This is a simple wooden frame house with no staircase, no light fixtures, no anything, really. Santa delivered it two years ago, and it is a bare-bones dollhouse, just like the ones you might see at Michael's for 19.99 around the holiday season. Some say this particular dollhouse is intended to be a bookshelf or storage unit of some sort. The rooms are divided, and there's a pitched roof. Santa and I say it's a dollhouse. And so do the two little girls who, with the help of their older sister, painted the interiors, made their own furniture from empty cardboard boxes that once contained bar soap, cream cheese or lip gloss. They made quilts from felt scraps and tiny books from tiny pieces of cardboard. They've made it a real showplace.

And lest you think the residents of this dollhouse are roughing it because they sleep on kitchen trash, watch TV mini-series broadcast from a discarded matchbox and have lawn ornaments made from Tinker Toys, know that this family is just happy to wake up each morning. The grandmother had half her head chewed off by a Welsh Corgi about 100 times her size. With no money for plastic surgery and other corrective measures, she just wanders through the house on one leg and half her head. One of the little girls is MIA, and nobody seems to remember what she looked like. So the search and rescue efforts were called off. For a brief time, a Polly doll played substitute sister, like when Sarah Chalke suddenly appeared as Becky on Roseanne, and nobody was supposed to notice. Eventually, though, the substitute move was abandoned, and the family seemed to move on with things. One less mouth to feed.

This dollhouse family has, no doubt, fallen on hard times through the years. The latest scenarios seem to indicate that the family has taken a real beating from this economy. A word-for-word transcript (they don't know I'm eavesdropping on this Saturday afternoon):

"My girl is a student because she can't get a job."

"My girl is so poor, she has only two dresses."

"That is so sad."

After 10 minutes of beating the economic downturn storyline to death, conversation turned to this:

"Your girl wasn't downstairs when the car was leaving, so she has to walk to school." (Hard to get downstairs without steps, don't you think?)

"OK, this is kind of confusing. So my girl missed the car?"

"Yep, she's walking."

"Where is the school?"

"Two miles away."

The pink convertible Polly car flees from the residence at top speed.

"Hey, my girl can't run that fast! Make the car slow down!"

"Eight hours later ..."

"They're already going back home?"


"OK, now pretend the girls are already home."
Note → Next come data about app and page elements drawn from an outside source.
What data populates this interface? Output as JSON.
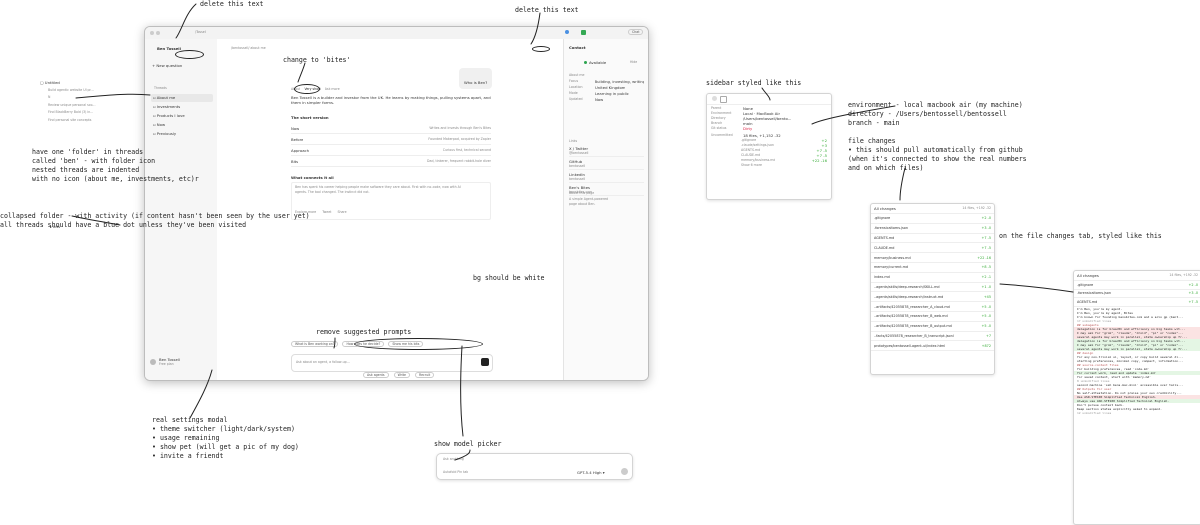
{
  "annotations": {
    "delete_left": "delete this text",
    "delete_right": "delete this text",
    "change_bites": "change to 'bites'",
    "sidebar_style": "sidebar styled like this",
    "environment": [
      "environment - local macbook air (my machine)",
      "directory - /Users/bentossell/bentossell",
      "branch - main"
    ],
    "file_changes": [
      "file changes",
      "• this should pull automatically from github",
      "  (when it's connected to show the real numbers",
      "  and on which files)"
    ],
    "folder_note": [
      "have one 'folder' in threads",
      "called 'ben' - with folder icon",
      "nested threads are indented",
      "with no icon (about me, investments, etc)r"
    ],
    "collapsed_note": [
      "collapsed folder - with activity (if content hasn't been seen by the user yet)",
      "all threads should have a blue dot unless they've been visited"
    ],
    "bg_white": "bg should be white",
    "remove_prompts": "remove suggested prompts",
    "file_tab_style": "on the file changes tab, styled like this",
    "settings_modal": [
      "real settings modal",
      "• theme switcher (light/dark/system)",
      "• usage remaining",
      "• show pet (will get a pic of my dog)",
      "• invite a friendt"
    ],
    "model_picker": "show model picker"
  },
  "left_sketch": {
    "folder": "Untitled",
    "items": [
      "Build agentic website UI pr...",
      "N",
      "Review unique personal sco...",
      "Find BlackBerry Bold (3) in...",
      "Find personal site concepts"
    ],
    "collapsed": "bits"
  },
  "app": {
    "breadcrumb_path": "/Tossell",
    "breadcrumb": "/bentossell/ about me",
    "user_name": "Ben Tossell",
    "new_question": "New question",
    "threads_header": "Threads",
    "threads": [
      "About me",
      "Investments",
      "Products I love",
      "Now",
      "Previously"
    ],
    "footer_user": "Ben Tossell",
    "footer_sub": "Free plan",
    "chat_button": "Chat",
    "question": "Who is Ben?",
    "tabs": [
      "About",
      "Very short",
      "Ask more"
    ],
    "answer_lines": [
      "Ben Tossell is a builder and investor from the UK. He learns by making things, pulling systems apart, and rebuilding",
      "them in simpler forms."
    ],
    "short_version_title": "The short version",
    "short_version": [
      {
        "k": "Now",
        "v": "Writes and invests through Ben's Bites"
      },
      {
        "k": "Before",
        "v": "Founded Makerpad, acquired by Zapier"
      },
      {
        "k": "Approach",
        "v": "Curious first, technical second"
      },
      {
        "k": "Bits",
        "v": "Dad, tinkerer, frequent rabbit-hole diver"
      }
    ],
    "connects_title": "What connects it all",
    "connects_lines": [
      "Ben has spent his career helping people make software they care about. First with no-code, now with AI",
      "agents. The tool changed. The instinct did not."
    ],
    "connects_footer": [
      "Explore more",
      "Tweet",
      "Share"
    ],
    "suggested_prompts": [
      "What is Ben working on?",
      "How does he decide?",
      "Show me his bits"
    ],
    "input_placeholder": "Ask about an agent, a follow-up…",
    "mode_tabs": [
      "Ask agents",
      "Write",
      "Recruit"
    ],
    "right_panel": {
      "header": "Contact",
      "status": "Available",
      "status_side": "Hide",
      "about_title": "About me",
      "about": [
        {
          "k": "Focus",
          "v": "Building, investing, writing"
        },
        {
          "k": "Location",
          "v": "United Kingdom"
        },
        {
          "k": "Mode",
          "v": "Learning in public"
        },
        {
          "k": "Updated",
          "v": "Now"
        }
      ],
      "links_title": "Links",
      "links": [
        {
          "name": "X / Twitter",
          "sub": "@bentossell"
        },
        {
          "name": "GitHub",
          "sub": "bentossell"
        },
        {
          "name": "LinkedIn",
          "sub": "bentossell"
        },
        {
          "name": "Ben's Bites",
          "sub": "bensbites.com"
        }
      ],
      "footer_title": "About this page",
      "footer_lines": [
        "A simple Agent-powered",
        "page about Ben."
      ]
    }
  },
  "sidebar_mock": {
    "rows": [
      {
        "k": "Parent",
        "v": "None"
      },
      {
        "k": "Environment",
        "v": "Local · MacBook Air"
      },
      {
        "k": "Directory",
        "v": "/Users/bentossell/bento..."
      },
      {
        "k": "Branch",
        "v": "main"
      },
      {
        "k": "Git status",
        "v": "Dirty"
      }
    ],
    "uncommitted": "Uncommitted",
    "uncommitted_v": "18 files, +1,152 -32",
    "files": [
      {
        "name": ".gitignore",
        "v": "+2"
      },
      {
        "name": ".claude/settings.json",
        "v": "+3"
      },
      {
        "name": "AGENTS.md",
        "v": "+7 -5"
      },
      {
        "name": "CLAUDE.md",
        "v": "+7 -5"
      },
      {
        "name": "memory/business.md",
        "v": "+22 -16"
      }
    ],
    "show_more": "Show 6 more"
  },
  "file_changes_panel": {
    "filter": "All changes",
    "summary": "14 files, +192 -32",
    "files": [
      {
        "name": ".gitignore",
        "v": "+2 -0"
      },
      {
        "name": ".forensicaitoms.json",
        "v": "+3 -0"
      },
      {
        "name": "AGENTS.md",
        "v": "+7 -5"
      },
      {
        "name": "CLAUDE.md",
        "v": "+7 -5"
      },
      {
        "name": "memory/business.md",
        "v": "+22 -16"
      },
      {
        "name": "memory/current.md",
        "v": "+8 -5"
      },
      {
        "name": "index.md",
        "v": "+2 -1"
      },
      {
        "name": "..agents/skills/deep-research/SKILL.md",
        "v": "+1 -0"
      },
      {
        "name": "..agents/skills/deep-research/instruct.md",
        "v": "+45"
      },
      {
        "name": "..artifacts/42055878_researcher_A_claud.md",
        "v": "+5 -0"
      },
      {
        "name": "..artifacts/42055878_researcher_B_web.md",
        "v": "+5 -0"
      },
      {
        "name": "..artifacts/42055878_researcher_B_output.md",
        "v": "+5 -0"
      },
      {
        "name": "..facts/42055878_researcher_B_transcript.jsonl",
        "v": "+7"
      },
      {
        "name": "prototypes/bentossell-agent-ui/index.html",
        "v": "+872"
      }
    ]
  },
  "diff_panel": {
    "filter": "All changes",
    "summary": "14 files, +192 -32",
    "files": [
      {
        "name": ".gitignore",
        "v": "+2 -0"
      },
      {
        "name": ".forensicaitoms.json",
        "v": "+3 -0"
      },
      {
        "name": "AGENTS.md",
        "v": "+7 -5"
      }
    ],
    "code": [
      {
        "t": "I'm Ben, you're my agent.",
        "k": "n"
      },
      {
        "t": "I'm Ben, you're my agent, Bites",
        "k": "n"
      },
      {
        "t": "",
        "k": "n"
      },
      {
        "t": "I'm known for founding bensbites.com and a solo gp (bent...",
        "k": "n"
      },
      {
        "t": "",
        "k": "n"
      },
      {
        "t": "17 unmodified lines",
        "k": "s"
      },
      {
        "t": "",
        "k": "n"
      },
      {
        "t": "## subagents",
        "k": "h"
      },
      {
        "t": "",
        "k": "n"
      },
      {
        "t": "delegation is for breadth and efficiency on big tasks wit...",
        "k": "d"
      },
      {
        "t": "I may ask for \"grok\", \"claude\", \"droid\", \"pi\" or \"codex\"...",
        "k": "d"
      },
      {
        "t": "several agents may work in parallel, state ownership up fr...",
        "k": "d"
      },
      {
        "t": "delegation is for breadth and efficiency on big tasks wit...",
        "k": "a"
      },
      {
        "t": "I may ask for \"grok\", \"claude\", \"droid\", \"pi\" or \"codex\"...",
        "k": "a"
      },
      {
        "t": "several agents may work in parallel, state ownership up fr...",
        "k": "a"
      },
      {
        "t": "",
        "k": "n"
      },
      {
        "t": "## design",
        "k": "h"
      },
      {
        "t": "",
        "k": "n"
      },
      {
        "t": "for any non-trivial ui, layout, or copy build several di...",
        "k": "n"
      },
      {
        "t": "starting preferences, minimal copy, compact, information...",
        "k": "n"
      },
      {
        "t": "",
        "k": "n"
      },
      {
        "t": "## source-context files",
        "k": "h"
      },
      {
        "t": "",
        "k": "n"
      },
      {
        "t": "for building preferences, read `code.md`",
        "k": "n"
      },
      {
        "t": "for current work, read and update `index.md`",
        "k": "a"
      },
      {
        "t": "for saved context, start with `memory.md`",
        "k": "n"
      },
      {
        "t": "",
        "k": "n"
      },
      {
        "t": "8 unmodified lines",
        "k": "s"
      },
      {
        "t": "",
        "k": "n"
      },
      {
        "t": "second machine `ssh bens-mac-mini` accessible over tails...",
        "k": "n"
      },
      {
        "t": "",
        "k": "n"
      },
      {
        "t": "## Outputs for user",
        "k": "h"
      },
      {
        "t": "",
        "k": "n"
      },
      {
        "t": "No self-attestation. Do not praise your own credibility...",
        "k": "n"
      },
      {
        "t": "Use ASD-STE100 Simplified Technical English.",
        "k": "d"
      },
      {
        "t": "Always use ASD-STE100 Simplified Technical English.",
        "k": "a"
      },
      {
        "t": "Don't pursue context back.",
        "k": "n"
      },
      {
        "t": "Keep section states explicitly asked to expand.",
        "k": "n"
      },
      {
        "t": "",
        "k": "n"
      },
      {
        "t": "12 unmodified lines",
        "k": "s"
      }
    ]
  },
  "model_picker_mock": {
    "placeholder": "Ask anything",
    "left_label": "Autofold Pin tab",
    "model": "GPT-5.4 High"
  }
}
"My girl has been out for, like, 10 hours."

"My girl is eating at Starbucks."


"You can eat at Starbucks, you know. Like, cakes."


"My girl fell asleep on her bed."

Lots of sighing here. Signs of frustration. I'm anticipating something is about to be thrown against the wall.

"You need to make the days more exciting. Make it ... summer. Let's take advantage of summer."

"Can I borrow one of the extra dresses? Maybe an extra outfit?"

"WAIT! That wasn't even a real day! That day was so boring! We need some actual action from summer days! Seriously."

"You want more action?"

"But not too much."

"I'm jumping off the roof! I'm jumping off the roof! Concussion! Concussion!"

. . . And this is why the dollhouse is under my desk and not upstairs in a bedroom.